Old Man’s Beard
Old Man’s Beard has a plethora of therapeutic actions in the body. This medicinal weed is active against multiple bacteria, viruses, parasites and fungi. Due to its anti-microbial properties it is very effective in treating gut infections, as well as topical presentations for the skin, eyes, sinus infections, and as a douche for thrush. Old Man’s Beard is also an analgesic (pain reliever), antioxidant, and immunostimulant.
The anti-inflammatory action of Old Man’s Beard has been employed traditionally in treating skin rashes including nappy rash, often in the form of a soothing poultice. The active ingredients can be extracted by steeping the herb in hot water.
Another local medicinal weed is chickweed (Stellaria media). Many people believe that they have chickweed growing in their garden, however there are several similar looking species which do not have medicinal effects, so please be sure to correctly identify any weeds before using or ingesting.
Chickweed is a good source of chlorophyll and is used medicinally to treat intestinal ulcers, is anti-rheumatic, and a great wound healer. When applied to the skin it is soothing and healing for any itchy conditions and can help to prevent scars.
How to eat Chickweed
Chickweed can be eaten as a food by simply adding a generous handful to soups, smoothies or salads.

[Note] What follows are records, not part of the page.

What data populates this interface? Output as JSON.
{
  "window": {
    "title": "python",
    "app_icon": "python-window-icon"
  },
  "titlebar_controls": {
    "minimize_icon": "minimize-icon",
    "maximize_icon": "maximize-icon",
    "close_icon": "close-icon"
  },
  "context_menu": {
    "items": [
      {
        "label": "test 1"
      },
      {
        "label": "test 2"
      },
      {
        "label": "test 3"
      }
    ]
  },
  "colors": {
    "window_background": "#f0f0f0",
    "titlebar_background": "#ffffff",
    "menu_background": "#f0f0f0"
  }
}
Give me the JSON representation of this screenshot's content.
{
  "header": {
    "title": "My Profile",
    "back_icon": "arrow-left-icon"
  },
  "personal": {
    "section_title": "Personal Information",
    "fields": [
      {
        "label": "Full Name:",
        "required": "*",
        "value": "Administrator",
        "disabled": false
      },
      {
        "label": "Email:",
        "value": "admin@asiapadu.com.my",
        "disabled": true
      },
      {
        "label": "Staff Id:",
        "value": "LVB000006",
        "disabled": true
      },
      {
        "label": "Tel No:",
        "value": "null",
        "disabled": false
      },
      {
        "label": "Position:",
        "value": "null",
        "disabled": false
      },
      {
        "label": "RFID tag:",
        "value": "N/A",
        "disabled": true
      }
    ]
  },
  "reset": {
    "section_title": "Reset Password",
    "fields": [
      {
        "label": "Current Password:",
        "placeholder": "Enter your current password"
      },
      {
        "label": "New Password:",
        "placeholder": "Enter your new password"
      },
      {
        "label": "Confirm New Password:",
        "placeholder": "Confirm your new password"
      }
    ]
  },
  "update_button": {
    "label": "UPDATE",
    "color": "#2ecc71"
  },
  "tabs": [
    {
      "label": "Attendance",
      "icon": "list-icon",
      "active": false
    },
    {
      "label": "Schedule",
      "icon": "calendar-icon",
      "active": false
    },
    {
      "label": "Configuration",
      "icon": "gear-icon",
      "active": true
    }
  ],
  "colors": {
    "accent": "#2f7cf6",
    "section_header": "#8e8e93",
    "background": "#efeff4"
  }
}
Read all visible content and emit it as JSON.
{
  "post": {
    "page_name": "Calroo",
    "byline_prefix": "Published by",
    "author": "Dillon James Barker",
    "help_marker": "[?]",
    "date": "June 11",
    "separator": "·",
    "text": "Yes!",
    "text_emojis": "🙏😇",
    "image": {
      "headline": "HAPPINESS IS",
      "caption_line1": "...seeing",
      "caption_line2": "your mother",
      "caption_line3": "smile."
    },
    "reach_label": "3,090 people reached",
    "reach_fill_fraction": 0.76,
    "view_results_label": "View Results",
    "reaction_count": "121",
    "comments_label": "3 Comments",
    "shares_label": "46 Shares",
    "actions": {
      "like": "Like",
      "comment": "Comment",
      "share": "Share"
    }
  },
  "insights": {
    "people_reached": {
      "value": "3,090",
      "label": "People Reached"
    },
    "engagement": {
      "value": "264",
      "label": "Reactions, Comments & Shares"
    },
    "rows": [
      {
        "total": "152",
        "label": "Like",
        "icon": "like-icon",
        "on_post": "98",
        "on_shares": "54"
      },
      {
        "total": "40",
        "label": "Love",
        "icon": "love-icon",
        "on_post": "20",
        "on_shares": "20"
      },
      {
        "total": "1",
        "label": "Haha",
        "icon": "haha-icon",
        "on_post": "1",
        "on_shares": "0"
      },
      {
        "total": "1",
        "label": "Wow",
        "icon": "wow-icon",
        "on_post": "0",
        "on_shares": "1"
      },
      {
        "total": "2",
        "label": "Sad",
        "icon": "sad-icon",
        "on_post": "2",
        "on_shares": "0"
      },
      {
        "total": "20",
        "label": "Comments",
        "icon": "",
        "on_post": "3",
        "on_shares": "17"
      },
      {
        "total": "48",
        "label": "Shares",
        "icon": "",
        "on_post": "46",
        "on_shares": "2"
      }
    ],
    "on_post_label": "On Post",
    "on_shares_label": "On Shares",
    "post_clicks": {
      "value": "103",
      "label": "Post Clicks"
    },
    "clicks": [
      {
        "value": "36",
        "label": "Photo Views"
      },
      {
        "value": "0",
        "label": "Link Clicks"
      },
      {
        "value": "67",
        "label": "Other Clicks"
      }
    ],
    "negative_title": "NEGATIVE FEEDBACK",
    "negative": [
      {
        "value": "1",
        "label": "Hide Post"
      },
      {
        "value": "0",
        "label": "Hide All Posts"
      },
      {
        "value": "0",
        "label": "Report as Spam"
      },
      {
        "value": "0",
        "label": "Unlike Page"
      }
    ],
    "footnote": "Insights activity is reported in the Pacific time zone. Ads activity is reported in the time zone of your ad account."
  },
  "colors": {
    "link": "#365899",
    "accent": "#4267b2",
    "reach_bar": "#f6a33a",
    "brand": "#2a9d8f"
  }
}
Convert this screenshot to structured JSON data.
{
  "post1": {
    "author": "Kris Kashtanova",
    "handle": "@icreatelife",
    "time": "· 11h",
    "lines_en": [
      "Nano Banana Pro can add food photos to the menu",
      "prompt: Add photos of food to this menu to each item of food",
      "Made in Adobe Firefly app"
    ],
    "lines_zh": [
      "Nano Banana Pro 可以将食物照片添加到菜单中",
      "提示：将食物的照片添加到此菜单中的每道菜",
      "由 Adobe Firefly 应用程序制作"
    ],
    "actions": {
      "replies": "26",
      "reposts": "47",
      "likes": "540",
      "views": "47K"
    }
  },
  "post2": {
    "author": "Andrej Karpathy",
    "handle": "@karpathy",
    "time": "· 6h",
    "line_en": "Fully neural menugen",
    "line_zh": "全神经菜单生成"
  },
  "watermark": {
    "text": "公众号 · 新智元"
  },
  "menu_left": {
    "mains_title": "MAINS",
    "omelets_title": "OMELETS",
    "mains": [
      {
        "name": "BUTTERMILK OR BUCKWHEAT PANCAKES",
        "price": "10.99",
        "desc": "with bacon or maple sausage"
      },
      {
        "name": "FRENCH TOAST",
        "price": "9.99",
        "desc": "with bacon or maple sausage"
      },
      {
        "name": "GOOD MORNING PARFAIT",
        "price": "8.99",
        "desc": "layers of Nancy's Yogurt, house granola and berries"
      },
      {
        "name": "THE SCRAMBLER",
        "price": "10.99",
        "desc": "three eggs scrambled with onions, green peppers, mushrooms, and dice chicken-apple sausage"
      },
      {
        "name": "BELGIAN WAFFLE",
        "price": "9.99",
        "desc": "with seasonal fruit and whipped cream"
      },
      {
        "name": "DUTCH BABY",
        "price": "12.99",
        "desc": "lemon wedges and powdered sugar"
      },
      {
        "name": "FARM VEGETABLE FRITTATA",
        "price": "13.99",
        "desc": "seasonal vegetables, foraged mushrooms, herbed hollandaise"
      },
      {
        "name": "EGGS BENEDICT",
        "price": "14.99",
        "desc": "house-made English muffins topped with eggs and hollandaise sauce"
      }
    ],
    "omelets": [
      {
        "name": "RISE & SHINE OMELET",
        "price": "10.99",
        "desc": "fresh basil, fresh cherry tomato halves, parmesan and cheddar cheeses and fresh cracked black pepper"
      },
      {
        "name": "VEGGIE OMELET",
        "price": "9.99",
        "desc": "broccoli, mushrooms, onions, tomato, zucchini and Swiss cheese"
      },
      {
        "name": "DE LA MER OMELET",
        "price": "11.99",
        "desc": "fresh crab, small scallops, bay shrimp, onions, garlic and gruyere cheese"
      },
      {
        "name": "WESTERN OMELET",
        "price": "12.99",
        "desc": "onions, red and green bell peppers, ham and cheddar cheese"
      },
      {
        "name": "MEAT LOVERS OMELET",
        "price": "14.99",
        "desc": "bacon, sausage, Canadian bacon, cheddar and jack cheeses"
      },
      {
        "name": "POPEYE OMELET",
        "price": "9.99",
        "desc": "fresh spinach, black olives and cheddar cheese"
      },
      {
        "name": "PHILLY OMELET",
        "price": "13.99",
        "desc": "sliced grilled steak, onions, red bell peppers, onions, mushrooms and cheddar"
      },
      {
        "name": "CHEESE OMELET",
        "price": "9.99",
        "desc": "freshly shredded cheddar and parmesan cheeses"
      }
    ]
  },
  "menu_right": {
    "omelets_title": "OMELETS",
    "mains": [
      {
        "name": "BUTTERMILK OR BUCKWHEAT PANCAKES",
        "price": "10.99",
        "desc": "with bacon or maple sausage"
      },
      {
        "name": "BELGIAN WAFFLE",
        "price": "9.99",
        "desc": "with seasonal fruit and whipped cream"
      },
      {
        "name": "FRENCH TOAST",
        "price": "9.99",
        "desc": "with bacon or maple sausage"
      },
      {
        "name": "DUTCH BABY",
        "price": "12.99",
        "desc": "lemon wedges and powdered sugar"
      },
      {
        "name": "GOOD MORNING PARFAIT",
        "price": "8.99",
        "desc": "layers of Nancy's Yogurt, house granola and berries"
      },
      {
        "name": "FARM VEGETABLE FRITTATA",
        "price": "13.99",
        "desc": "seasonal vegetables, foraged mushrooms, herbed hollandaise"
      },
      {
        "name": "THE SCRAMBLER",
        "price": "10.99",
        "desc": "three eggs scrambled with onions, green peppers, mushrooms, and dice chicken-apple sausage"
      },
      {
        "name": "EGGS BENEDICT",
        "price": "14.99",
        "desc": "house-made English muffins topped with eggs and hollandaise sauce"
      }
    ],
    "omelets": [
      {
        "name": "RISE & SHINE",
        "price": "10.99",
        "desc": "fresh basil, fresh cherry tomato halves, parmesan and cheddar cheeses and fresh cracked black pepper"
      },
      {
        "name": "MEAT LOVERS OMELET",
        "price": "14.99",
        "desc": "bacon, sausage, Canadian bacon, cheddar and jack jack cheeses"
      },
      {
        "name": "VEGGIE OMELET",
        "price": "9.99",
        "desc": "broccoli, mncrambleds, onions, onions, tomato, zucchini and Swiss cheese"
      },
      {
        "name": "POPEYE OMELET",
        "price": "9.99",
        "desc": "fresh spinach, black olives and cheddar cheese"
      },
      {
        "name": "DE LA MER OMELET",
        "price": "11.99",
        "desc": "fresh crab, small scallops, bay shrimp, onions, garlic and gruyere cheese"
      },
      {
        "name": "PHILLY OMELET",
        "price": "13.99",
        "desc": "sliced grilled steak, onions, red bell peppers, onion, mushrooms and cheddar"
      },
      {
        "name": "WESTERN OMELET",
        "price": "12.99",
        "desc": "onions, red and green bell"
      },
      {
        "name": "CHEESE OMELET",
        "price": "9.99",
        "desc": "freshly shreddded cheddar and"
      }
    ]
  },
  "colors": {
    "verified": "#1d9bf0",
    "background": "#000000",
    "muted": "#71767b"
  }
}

Turning your food into medicine in this way will certainly help to soothe any intestinal inflammation that may be present.
How lucky we are to have these potent medicinal herbs growing so abundantly, often just at our doorsteps.
Writer Val Iwaszko Mullum Herbals